will go down in history as not only the single most enduring tenor saxophonist of the bebop and hard bop era, but also the greatest contemporary jazz saxophonist of them all. His fluid and harmonically innovative ideas, effortless manner, and easily identifiable and accessible sound have influenced generations of performers, but have also fueled the notion that mainstream jazz music can be widely enjoyed, recognized, and proliferated. Born Theodore Walter Rollins in New York City on September 7, 1930, he had an older brother who played violin. At age nine he took up piano lessons but discontinued them, took up the alto saxophone in high school, and switched to tenor after high school, doing local engagements. In 1948 he recorded with vocalist Babs Gonzales, then Bud Powell and Fats Navarro, and his first composition, "Audubon," was recorded by J.J. Johnson. Soon thereafter, Rollins made the rounds quickly with groups led by Art Blakey, Tadd Dameron, Chicago drummer Ike Day, and Miles Davis in 1951, followed by his own recordings with Kenny Drew, Kenny Dorham, and Thelonious Monk.
In 1956 Rollins made his biggest move, joining the famous ensemble of Max Roach and Clifford Brown, then formed his own legendary pianoless trio with bassist Wilbur Ware or Donald Bailey and drummer Elvin Jones or Pete La Roca in 1957, doing recorded sessions at the Village Vanguard.

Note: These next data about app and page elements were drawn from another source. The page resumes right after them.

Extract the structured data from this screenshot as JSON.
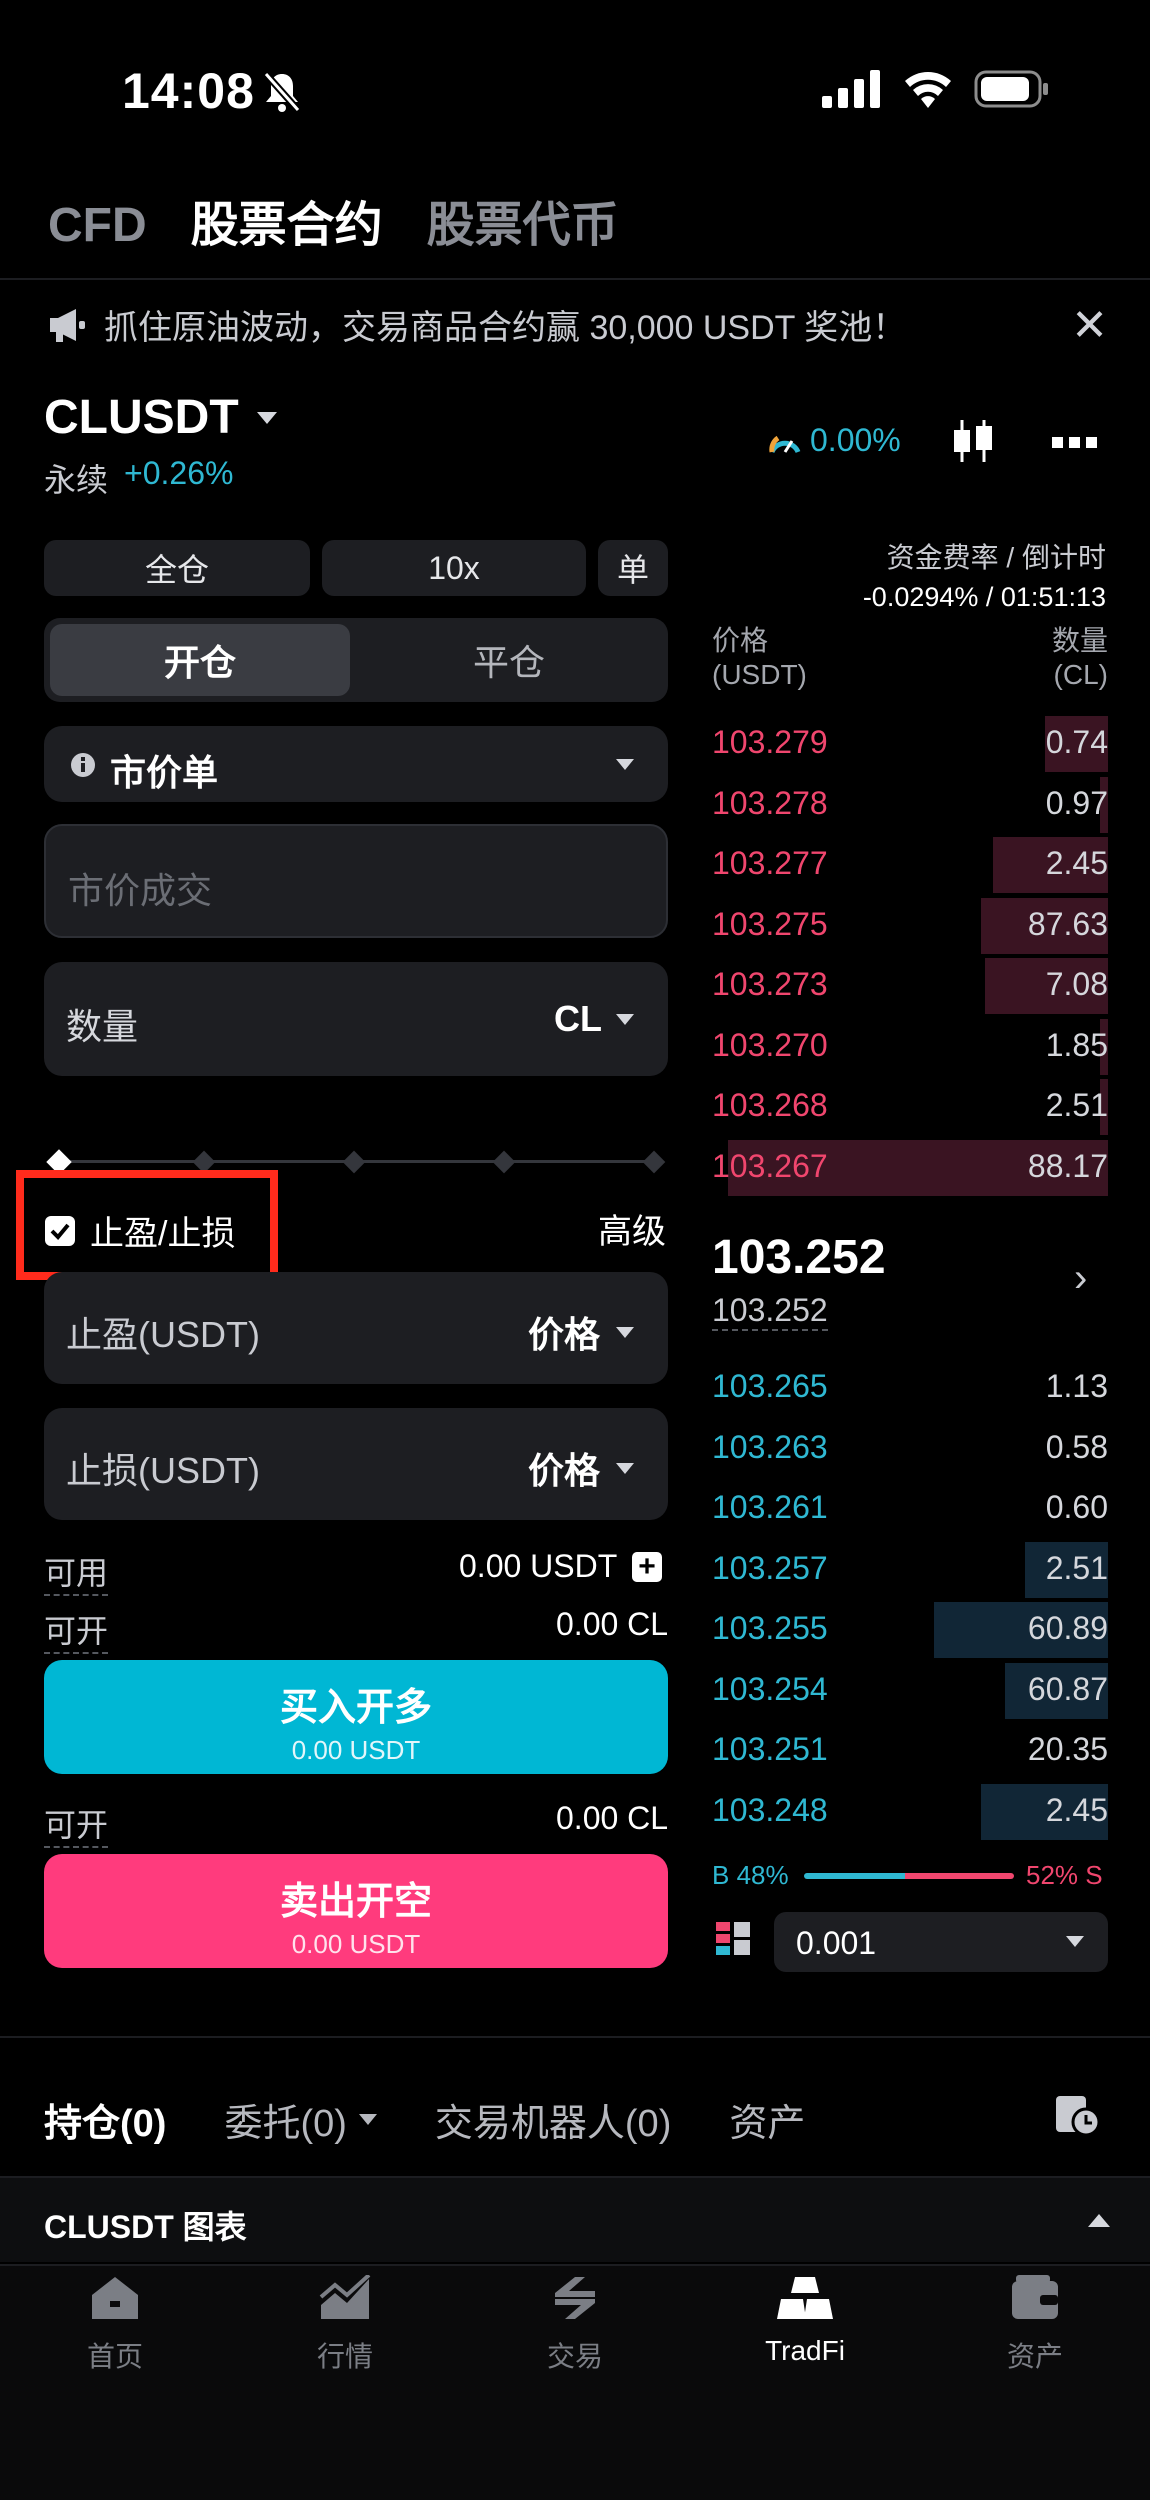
{
  "status": {
    "time": "14:08"
  },
  "top_tabs": [
    "CFD",
    "股票合约",
    "股票代币"
  ],
  "banner": {
    "text": "抓住原油波动，交易商品合约赢 30,000 USDT 奖池！"
  },
  "symbol": {
    "name": "CLUSDT",
    "type": "永续",
    "change": "+0.26%",
    "rate_indicator": "0.00%"
  },
  "margin": {
    "mode": "全仓",
    "leverage": "10x",
    "position": "单"
  },
  "open_close": {
    "open": "开仓",
    "close": "平仓"
  },
  "order_type": {
    "label": "市价单"
  },
  "price_field": {
    "placeholder": "市价成交"
  },
  "qty_field": {
    "label": "数量",
    "unit": "CL"
  },
  "slider": {
    "percent": 0
  },
  "tpsl": {
    "label": "止盈/止损",
    "checked": true,
    "advanced": "高级"
  },
  "tp_field": {
    "label": "止盈(USDT)",
    "mode": "价格"
  },
  "sl_field": {
    "label": "止损(USDT)",
    "mode": "价格"
  },
  "available": {
    "label": "可用",
    "value": "0.00 USDT"
  },
  "can_open_long": {
    "label": "可开",
    "value": "0.00 CL"
  },
  "buy": {
    "title": "买入开多",
    "sub": "0.00 USDT"
  },
  "can_open_short": {
    "label": "可开",
    "value": "0.00 CL"
  },
  "sell": {
    "title": "卖出开空",
    "sub": "0.00 USDT"
  },
  "funding": {
    "label": "资金费率 / 倒计时",
    "value": "-0.0294% / 01:51:13"
  },
  "orderbook": {
    "price_header": "价格",
    "price_unit": "(USDT)",
    "qty_header": "数量",
    "qty_unit": "(CL)",
    "asks": [
      {
        "price": "103.279",
        "qty": "0.74",
        "depth": 0.16
      },
      {
        "price": "103.278",
        "qty": "0.97",
        "depth": 0.02
      },
      {
        "price": "103.277",
        "qty": "2.45",
        "depth": 0.29
      },
      {
        "price": "103.275",
        "qty": "87.63",
        "depth": 0.32
      },
      {
        "price": "103.273",
        "qty": "7.08",
        "depth": 0.31
      },
      {
        "price": "103.270",
        "qty": "1.85",
        "depth": 0.02
      },
      {
        "price": "103.268",
        "qty": "2.51",
        "depth": 0.02
      },
      {
        "price": "103.267",
        "qty": "88.17",
        "depth": 0.96
      }
    ],
    "last_price": "103.252",
    "mark_price": "103.252",
    "bids": [
      {
        "price": "103.265",
        "qty": "1.13",
        "depth": 0
      },
      {
        "price": "103.263",
        "qty": "0.58",
        "depth": 0
      },
      {
        "price": "103.261",
        "qty": "0.60",
        "depth": 0
      },
      {
        "price": "103.257",
        "qty": "2.51",
        "depth": 0.21
      },
      {
        "price": "103.255",
        "qty": "60.89",
        "depth": 0.44
      },
      {
        "price": "103.254",
        "qty": "60.87",
        "depth": 0.26
      },
      {
        "price": "103.251",
        "qty": "20.35",
        "depth": 0
      },
      {
        "price": "103.248",
        "qty": "2.45",
        "depth": 0.32
      }
    ],
    "buy_ratio_label": "B 48%",
    "sell_ratio_label": "52% S",
    "buy_ratio": 0.48,
    "precision": "0.001"
  },
  "bottom_tabs": {
    "positions": "持仓(0)",
    "orders": "委托(0)",
    "bots": "交易机器人(0)",
    "assets": "资产"
  },
  "chart_bar": {
    "label": "CLUSDT 图表"
  },
  "nav": [
    {
      "label": "首页",
      "icon": "home-icon"
    },
    {
      "label": "行情",
      "icon": "market-icon"
    },
    {
      "label": "交易",
      "icon": "trade-icon"
    },
    {
      "label": "TradFi",
      "icon": "tradfi-icon"
    },
    {
      "label": "资产",
      "icon": "wallet-icon"
    }
  ],
  "colors": {
    "ask": "#f0466e",
    "bid": "#2fb8d2",
    "buy_button": "#00b7d4",
    "sell_button": "#ff3b7d",
    "highlight_box": "#ff2b1c"
  }
}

Awards came from Down Beat and Playboy magazines, and recordings were done mainly for the Prestige and Riverside labels, but also for Verve, Blue Note, Columbia, and Contemporary Records, all coinciding with the steadily rising star of Rollins. Pivotal albums such as Tenor Madness (with John Coltrane), Saxophone Colossus (with longstanding partner Tommy Flanagan), and Way Out West (with Ray Brown and Shelly Manne), and collaborations with the Modern Jazz Quartet, Clark Terry, and Sonny Clark firmly established Rollins as a bona fide superstar. He also acquired the nickname "Newk" for his facial resemblance to Brooklyn/Los Angeles Dodgers pitcher Don Newcombe.

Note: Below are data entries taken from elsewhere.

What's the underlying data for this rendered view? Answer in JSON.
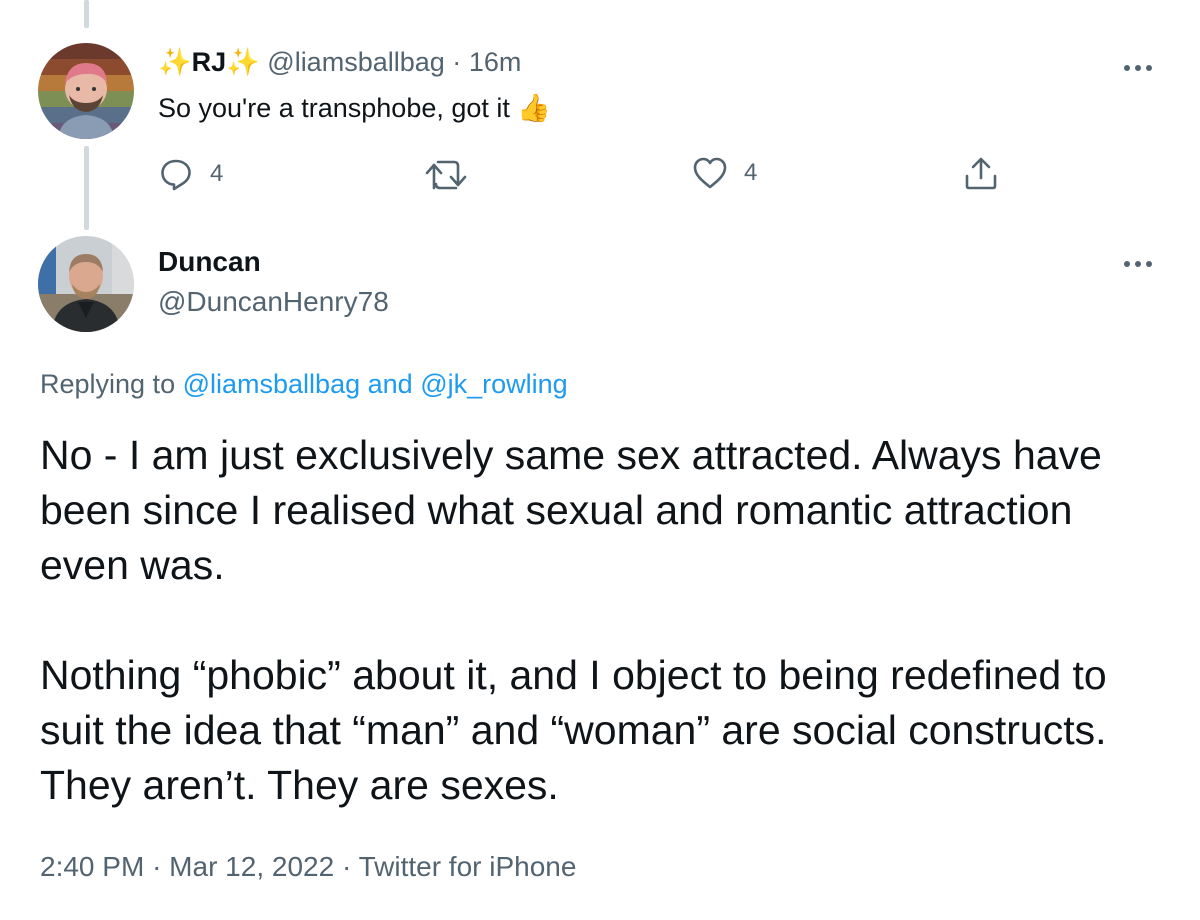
{
  "reply": {
    "display_name_prefix": "✨",
    "display_name": "RJ",
    "display_name_suffix": "✨",
    "handle": "@liamsballbag",
    "separator": "·",
    "time": "16m",
    "text": "So you're a transphobe, got it",
    "emoji": "👍",
    "reply_count": "4",
    "like_count": "4"
  },
  "main": {
    "display_name": "Duncan",
    "handle": "@DuncanHenry78",
    "replying_prefix": "Replying to",
    "replying_user1": "@liamsballbag",
    "replying_and": "and",
    "replying_user2": "@jk_rowling",
    "body_paragraph1": "No - I am just exclusively same sex attracted. Always have been since I realised what sexual and romantic attraction even was.",
    "body_paragraph2": "Nothing “phobic” about it, and I object to being redefined to suit the idea that “man” and “woman” are social constructs. They aren’t. They are sexes.",
    "time": "2:40 PM",
    "date": "Mar 12, 2022",
    "source": "Twitter for iPhone",
    "separator": "·"
  },
  "colors": {
    "text": "#0f1419",
    "muted": "#536471",
    "link": "#1d9bf0",
    "thread_line": "#cfd9de"
  },
  "icons": {
    "reply": "reply-icon",
    "retweet": "retweet-icon",
    "like": "heart-icon",
    "share": "share-icon",
    "more": "more-icon"
  }
}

But between 1959 and 1961 he sought a less superficial, more spiritual path to the rat race society of the times, visiting Japan and India, studying yoga and Zen. He left the music business until 1962, when he returned with the groundbreaking and in many ways revolutionary recording The Bridge with guitarist Jim Hall for the RCA Victor/Bluebird label. Rollins struck up a working relationship with trumpeter Don Cherry; did a handful of innovative LPs for the RCA Victor, MGM/Metro Jazz, and Impulse! labels; did one record with his hero Coleman Hawkins; and left the scene again in 1968. By 1971 he came back with a renewed sense of vigor and pride, and put out a string of successful records for the Milestone label that bridged the gap between the contemporary and fusion jazz of the time, the most memorable being his live date from the 1974 Montreux Jazz Festival, The Cutting Edge. Merging jazz with calypso, light funk, and post-bop, the career of Rollins not only was revived, but thrived from then onward. He was a member of the touring Milestone Jazz Stars in 1978 with McCoy Tyner and Ron Carter, and gained momentum as a touring headliner and festival showstopper.
His finest Milestone recordings of the second half of his career include Easy Living, Don't Stop the Carnival, G-Man, Old Flames, Plus Three, Global Warming, This Is What I Do, and Without a Song: The 9/11 Concert. He has worked extensively with road and recording bands that have included such artists as electric bass guitarist Bob Cranshaw; trombonist Clifton Anderson; pianists Tommy Flanagan and Stephen Scott; keyboardist Mark Soskin; guitarists Bobby Broom and Jerome Harris; percussionist Kimati Dinizulu; and drummers Jack DeJohnette, Perry Wilson, Steve Jordan, and Al Foster. Rollins formed his own record label, Doxy, through which he issued the CD Sonny, Please in 2006. Well into his eighth decade of life, Rollins continued to perform worldwide. As a composer, he will always be known for three memorable melodies that have become standards and well-recognized tunes in the jazz canon -- "Oleo," "Airegin," and especially "St. Thomas." (Michael G. Nastos). Source: Blue Note Records.